People who have “proper” jobs have a funny concept of what it is like to work from home, possibly because when they do have a day out of the office, not much “work” actually gets done….


If you are moving from an office-based job to a home office, here are five tips on how to make it work,

1. Have a proper office space

Don’t try to work at the kitchen table, in the living room, sprawled across the bed. None of that feels like a genuine place to work, and as a result you won’t feel like you are doing a proper job, which you are.

2. Open a work bank account

It doesn’t have to be a business account at first, as high street banks tend to charge extra for processing cheques, transactions and other fees just for businesses. An ordinary current account into which you pay your earnings and which is separate from your household accounts is free and a good idea. It helps you keep track of your money and allows you to demonstrate genuine business costs and expenses, which you will need to be able to do if the Inland Revenue comes calling…..

3. Keep records

The better your records, the fewer hours you will spend filling out your self-assessment form. When your business grows and/or you set up a company, you’ll need to do two sets of accounts – your personal accounts and one for your company.

4. Spend money wisely

You don’t need lots of expensive office equipment or a sophisticated accounting software package until your business is growing rapidly, but you do need very good anti-virus software on your computer or laptop.

4 proven ways to boost your cashflow

By Marianne Curphey

More time to enjoy life
Work for yourself and enjoy more free time

When you are first setting up your own business one of the main worries is likely to be how you will fund the transition from employee to self-employed, and how to stay financially afloat.

IThe difference between being a successful entrepreneur running a healthy small business, and a business failure, is management of cashflow.

Here are four proven ways to improve cashflow:

1. Get paid in advance

Request payment in full or in part in advance for your business services or products. This is easier if you provide services to individuals rather than large companies. In this economic environment, however, it can be a good insurance policy to request at least 50 per cent payment upfront for large projects.

2. Diversify

Often problems arise early on in business life if you rely solely on one customer. If they are late paying you, or unable to pay, you are going to be the one that suffers.
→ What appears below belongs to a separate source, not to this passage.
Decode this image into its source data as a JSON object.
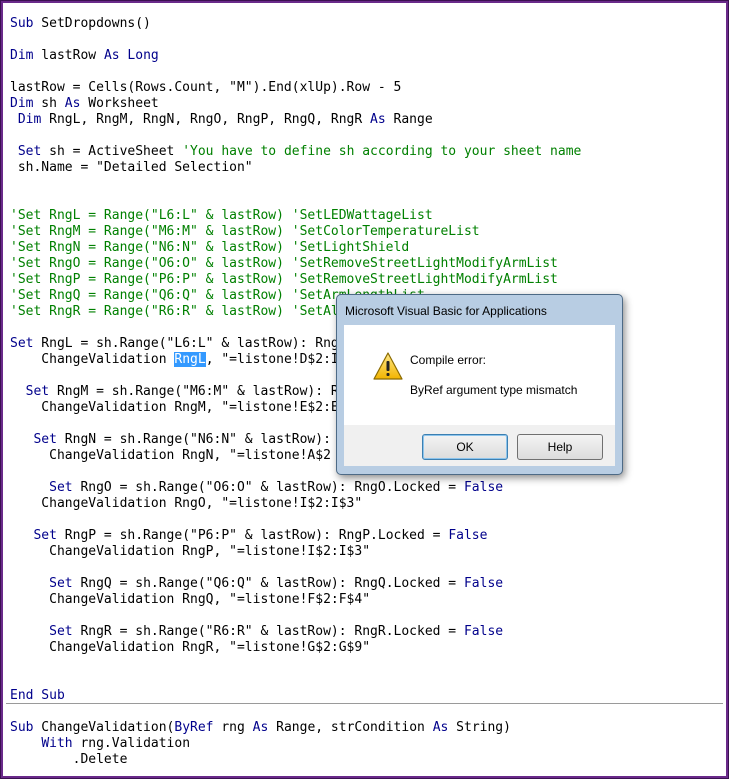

Having a number of clients who pay you at different times for different types of work spreads the risk and evens out the intervals at which you get paid.

3. Join a collective

If you have like-minded friends or colleagues you can band together to set up a subsidiary business in which you are all involved. This means you earn income from their efforts, and vice-versa, so some income is being generated when you are not working. It also helps to protect you against potential periods of ill-health when you might not be able to work.

4. Make a note of the cheque run

Every business has a date on which it pays outstanding invoices and in order to be paid as quickly as possible you need to know the date of the cheque run for each client you work for. The “cheque run” also applies to BACS payments and transfers. By submitting your invoice a day late, for example, you might wait another 30 days to be paid.